Things would only get worse for Nguyen in the final frame, though, as he was dropped hard by a spinning backfist by Formiga in the second minute, and moments later, a rear naked choke ended matters at the 1:43 mark of round three.
The No. 4-ranked Formiga moves to 21-5 with the win.

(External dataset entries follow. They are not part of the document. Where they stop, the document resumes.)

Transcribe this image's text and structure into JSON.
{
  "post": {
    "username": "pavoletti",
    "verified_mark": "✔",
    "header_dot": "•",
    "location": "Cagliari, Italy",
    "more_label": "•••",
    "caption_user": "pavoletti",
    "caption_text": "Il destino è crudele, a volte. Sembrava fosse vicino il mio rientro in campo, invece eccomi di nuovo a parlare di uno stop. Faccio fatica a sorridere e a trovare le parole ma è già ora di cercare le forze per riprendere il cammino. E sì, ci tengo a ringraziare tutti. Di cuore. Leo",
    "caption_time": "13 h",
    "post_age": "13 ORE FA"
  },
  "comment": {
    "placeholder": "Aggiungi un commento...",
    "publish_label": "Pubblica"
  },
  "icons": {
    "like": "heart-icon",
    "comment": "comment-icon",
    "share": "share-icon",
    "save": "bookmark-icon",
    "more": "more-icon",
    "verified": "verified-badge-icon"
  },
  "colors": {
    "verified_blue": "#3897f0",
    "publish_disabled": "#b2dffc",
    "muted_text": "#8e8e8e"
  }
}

The No. 8-ranked Nguyen falls to 17-7.
PEARSON vs HIROTA
Former Ultimate Fighter winner Ross Pearson got a much needed win in his lightweight bout against fellow veteran Mizuto Hirota, snapping a four-fight losing streak via unanimous decision.
Scores were 30-27 twice and 29-28 for Pearson, now 22-14, 1 NC. Hirota falls to 19-9-2.
Using a disciplined offensive attack that teamed up perfectly with an improved defensive game, Pearson held off Hirota, and while he ate several leg kicks and was rocked briefly late in round two, “The Real Deal” was a step ahead throughout, making the final call an easy one for the judges.
QUINONEZ vs ISHIHARA
Former TUF LATAM finalist Jose Quinonez earned his fourth consecutive win in bantamweight action, as he outpointed Teruto Ishihara via unanimous decision.
Scores were 30-27 and 29-28 twice for Quinonez, now 8-2. Osaka’s Ishihara falls to 11-5-2.
Quinonez’ grappling kept Ishihara on the defensive throughout the first round, but just before the horn ending the frame, a left hand by “Yashabo” rattled the Mexico native briefly.
The second was close, but it was another left hand late by Ishihara that hit its mark, this time dropping Quinonez just before the horn sounded.
In the third, though, Quinonez secured his win with a busy and accurate striking attack, with Ishihara just not doing enough to get his hand raised.
JUMEAU vs ABE
New Zealand welterweight Luke Jumeau pounded out a hard-fought win in the opener, as he removed Japan’s Daichi Abe from the ranks of the unbeaten via unanimous decision.
Both fighters were throwing bombs in the opening round, with Jumeau staggering Abe with a left hand in the second minute but the Tokyo native coming back stronger with right hands that dropped Jumeau and marked his face up.
Jumeau scored an early takedown in the second to switch things up a bit, and as Abe tired, Jumeau’s measured attack allowed him to even the fight up on the scorecards and then surge ahead in the final frame, with two leg kick-induced knockdowns earning “The Jedi” the win by scores of 29-28, 29-27 and 28-27.
Hamilton’s Jumeau moves to 13-4 with the win. Abe falls to 6-1.